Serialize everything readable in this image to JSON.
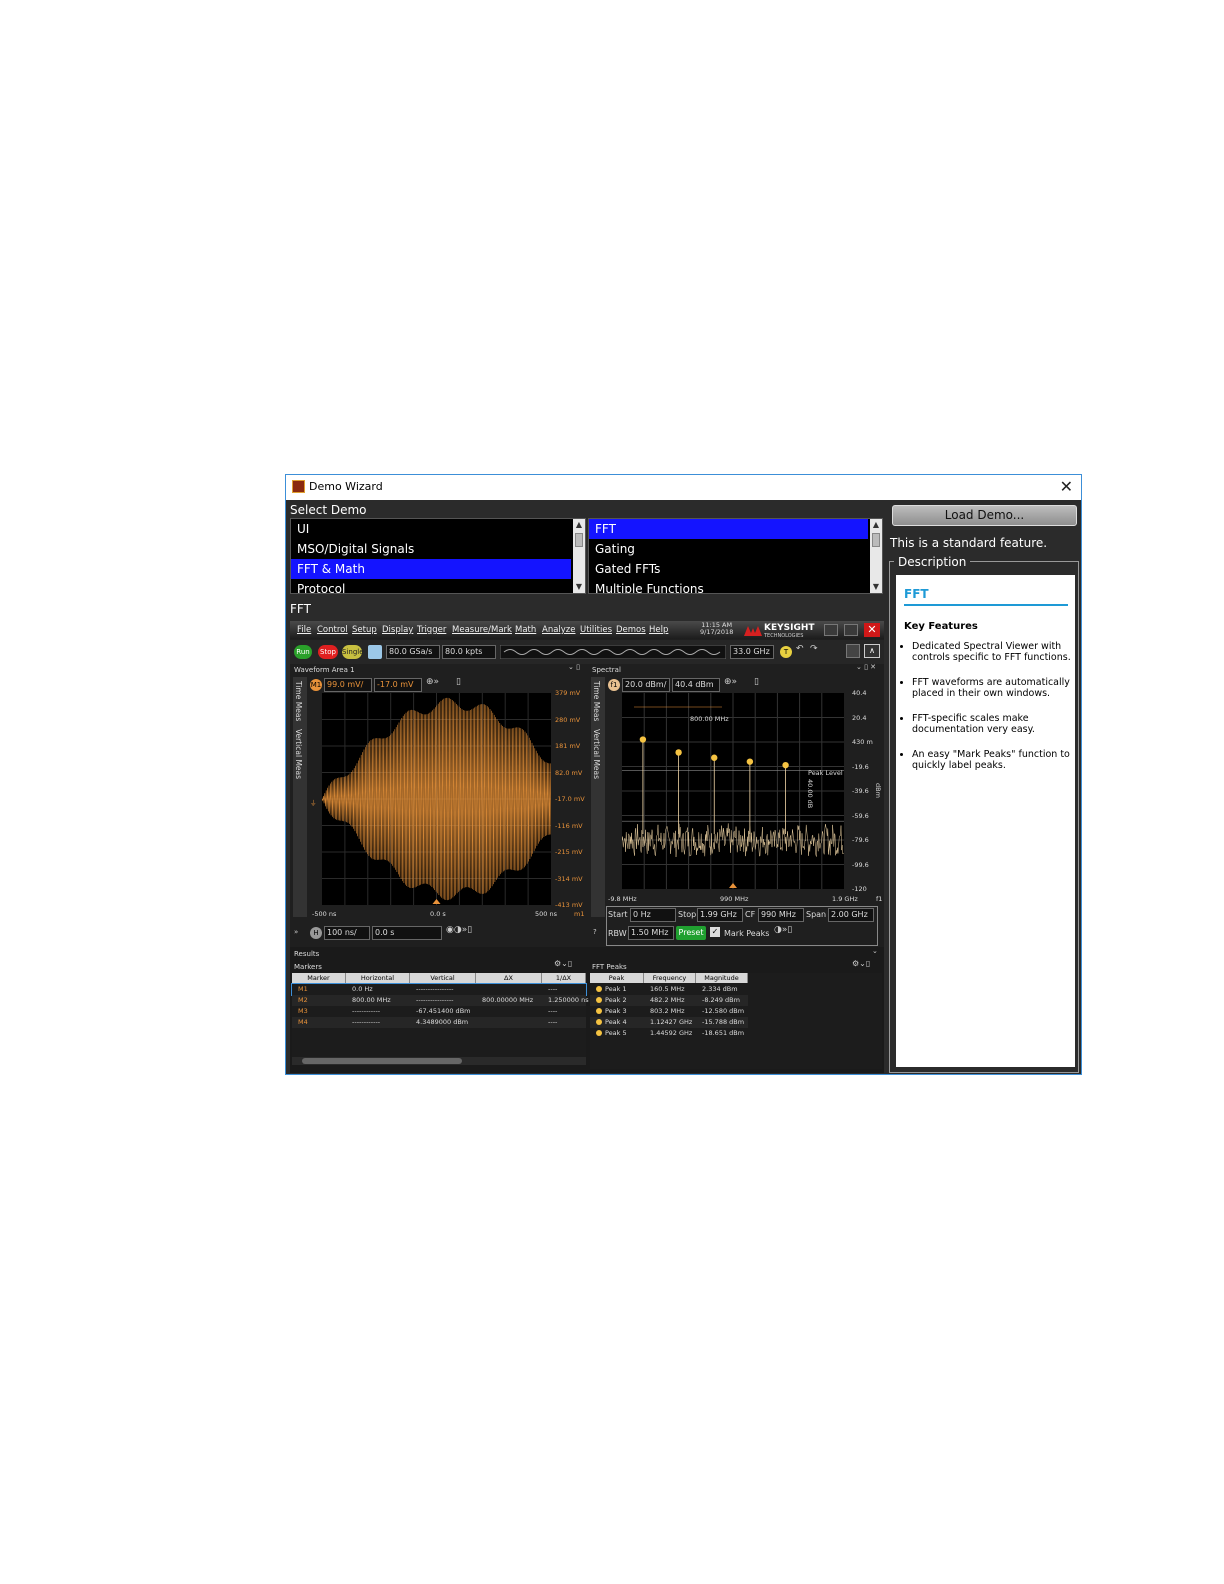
{
  "window": {
    "title": "Demo Wizard",
    "close_glyph": "✕"
  },
  "select_demo": {
    "label": "Select Demo",
    "categories": [
      "UI",
      "MSO/Digital Signals",
      "FFT & Math",
      "Protocol"
    ],
    "features": [
      "FFT",
      "Gating",
      "Gated FFTs",
      "Multiple Functions"
    ]
  },
  "selected_demo_label": "FFT",
  "load_button": "Load Demo...",
  "standard_feature_text": "This is a standard feature.",
  "description": {
    "legend": "Description",
    "heading": "FFT",
    "key_features_title": "Key Features",
    "bullets": [
      "Dedicated Spectral Viewer with controls specific to FFT functions.",
      "FFT waveforms are automatically placed in their own windows.",
      "FFT-specific scales make documentation very easy.",
      "An easy \"Mark Peaks\" function to quickly label peaks."
    ]
  },
  "scope": {
    "menu": [
      "File",
      "Control",
      "Setup",
      "Display",
      "Trigger",
      "Measure/Mark",
      "Math",
      "Analyze",
      "Utilities",
      "Demos",
      "Help"
    ],
    "time": "11:15 AM",
    "date": "9/17/2018",
    "brand": "KEYSIGHT",
    "brand_sub": "TECHNOLOGIES",
    "close_glyph": "✕",
    "toolbar": {
      "run": "Run",
      "stop": "Stop",
      "single": "Single",
      "sample_rate": "80.0 GSa/s",
      "points": "80.0 kpts",
      "bandwidth": "33.0 GHz",
      "trig": "T"
    },
    "waveform": {
      "title": "Waveform Area 1",
      "vscale": "99.0 mV/",
      "voffset": "-17.0 mV",
      "m_badge": "M1",
      "tabs": [
        "Time Meas",
        "Vertical Meas"
      ],
      "y_ticks": [
        "379 mV",
        "280 mV",
        "181 mV",
        "82.0 mV",
        "-17.0 mV",
        "-116 mV",
        "-215 mV",
        "-314 mV",
        "-413 mV"
      ],
      "x_ticks": [
        "-500 ns",
        "0.0 s",
        "500 ns"
      ],
      "marker_label": "m1",
      "hscale": "100 ns/",
      "hpos": "0.0 s",
      "h_badge": "H"
    },
    "spectral": {
      "title": "Spectral",
      "vscale": "20.0 dBm/",
      "voffset": "40.4 dBm",
      "f_badge": "f1",
      "tabs": [
        "Time Meas",
        "Vertical Meas"
      ],
      "y_ticks": [
        "40.4",
        "20.4",
        "430 m",
        "-19.6",
        "-39.6",
        "-59.6",
        "-79.6",
        "-99.6",
        "-120"
      ],
      "y_unit": "dBm",
      "x_ticks": [
        "-9.8 MHz",
        "990 MHz",
        "1.9 GHz"
      ],
      "f_label": "f1",
      "span_annotation": "800.00 MHz",
      "peak_level_label": "Peak Level",
      "db_annotation": "40.00 dB",
      "start_label": "Start",
      "start_value": "0 Hz",
      "stop_label": "Stop",
      "stop_value": "1.99 GHz",
      "cf_label": "CF",
      "cf_value": "990 MHz",
      "span_label": "Span",
      "span_value": "2.00 GHz",
      "rbw_label": "RBW",
      "rbw_value": "1.50 MHz",
      "preset": "Preset",
      "mark_peaks": "Mark Peaks",
      "peak_levels_dbm": [
        2.334,
        -8.249,
        -12.58,
        -15.788,
        -18.651
      ]
    },
    "results": {
      "title": "Results",
      "markers_title": "Markers",
      "marker_headers": [
        "Marker",
        "Horizontal",
        "Vertical",
        "ΔX",
        "1/ΔX"
      ],
      "marker_rows": [
        {
          "marker": "M1",
          "horizontal": "0.0 Hz",
          "vertical": "----------------",
          "dx": "",
          "inv": "----"
        },
        {
          "marker": "M2",
          "horizontal": "800.00 MHz",
          "vertical": "----------------",
          "dx": "800.00000 MHz",
          "inv": "1.250000 ns"
        },
        {
          "marker": "M3",
          "horizontal": "------------",
          "vertical": "-67.451400 dBm",
          "dx": "",
          "inv": "----"
        },
        {
          "marker": "M4",
          "horizontal": "------------",
          "vertical": "4.3489000 dBm",
          "dx": "",
          "inv": "----"
        }
      ],
      "fft_title": "FFT Peaks",
      "fft_headers": [
        "Peak",
        "Frequency",
        "Magnitude"
      ],
      "fft_rows": [
        {
          "peak": "Peak 1",
          "frequency": "160.5 MHz",
          "magnitude": "2.334 dBm"
        },
        {
          "peak": "Peak 2",
          "frequency": "482.2 MHz",
          "magnitude": "-8.249 dBm"
        },
        {
          "peak": "Peak 3",
          "frequency": "803.2 MHz",
          "magnitude": "-12.580 dBm"
        },
        {
          "peak": "Peak 4",
          "frequency": "1.12427 GHz",
          "magnitude": "-15.788 dBm"
        },
        {
          "peak": "Peak 5",
          "frequency": "1.44592 GHz",
          "magnitude": "-18.651 dBm"
        }
      ]
    }
  },
  "colors": {
    "selection": "#1414ff",
    "waveform": "#e8923a",
    "spectrum": "#f3d8a8",
    "accent": "#1e9ad6"
  }
}
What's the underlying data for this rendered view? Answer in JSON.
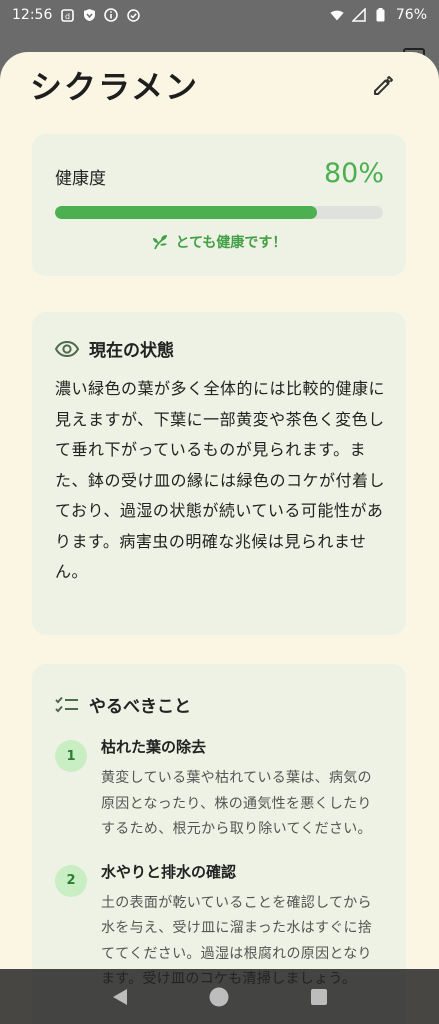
{
  "status_bar": {
    "time": "12:56",
    "battery": "76%"
  },
  "sheet": {
    "title": "シクラメン"
  },
  "health": {
    "label": "健康度",
    "value": "80%",
    "progress": 0.8,
    "message": "とても健康です！",
    "accent": "#4caf50"
  },
  "current_status": {
    "title": "現在の状態",
    "text": "濃い緑色の葉が多く全体的には比較的健康に見えますが、下葉に一部黄変や茶色く変色して垂れ下がっているものが見られます。また、鉢の受け皿の縁には緑色のコケが付着しており、過湿の状態が続いている可能性があります。病害虫の明確な兆候は見られません。"
  },
  "todo": {
    "title": "やるべきこと",
    "items": [
      {
        "num": "1",
        "title": "枯れた葉の除去",
        "desc": "黄変している葉や枯れている葉は、病気の原因となったり、株の通気性を悪くしたりするため、根元から取り除いてください。"
      },
      {
        "num": "2",
        "title": "水やりと排水の確認",
        "desc": "土の表面が乾いていることを確認してから水を与え、受け皿に溜まった水はすぐに捨ててください。過湿は根腐れの原因となります。受け皿のコケも清掃しましょう。"
      }
    ]
  },
  "icons": {
    "edit": "pencil-icon",
    "status": "eye-icon",
    "todo": "checklist-icon",
    "health": "sprout-icon"
  }
}
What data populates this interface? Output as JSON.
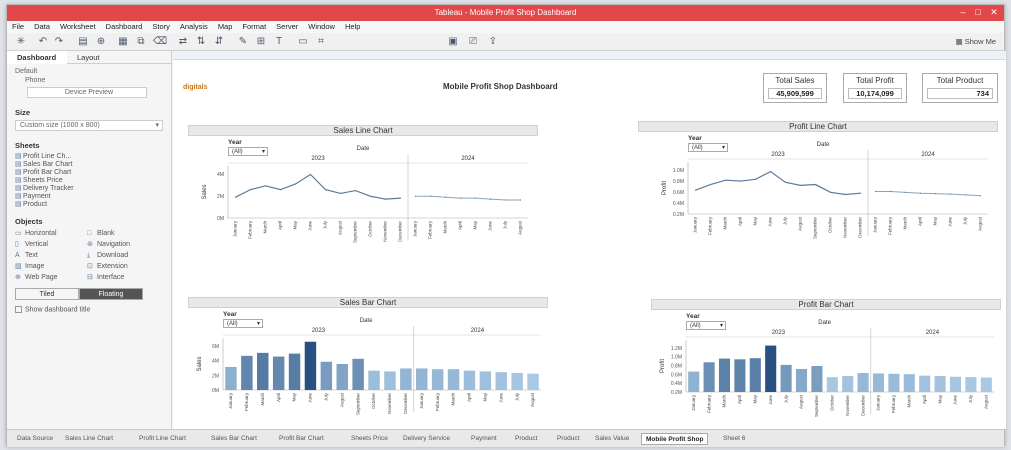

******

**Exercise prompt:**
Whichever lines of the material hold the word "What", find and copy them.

**Exercise response:**
What's the underlying data for this rendered view? Answer in JSON.
What data populates this interface? Output as JSON.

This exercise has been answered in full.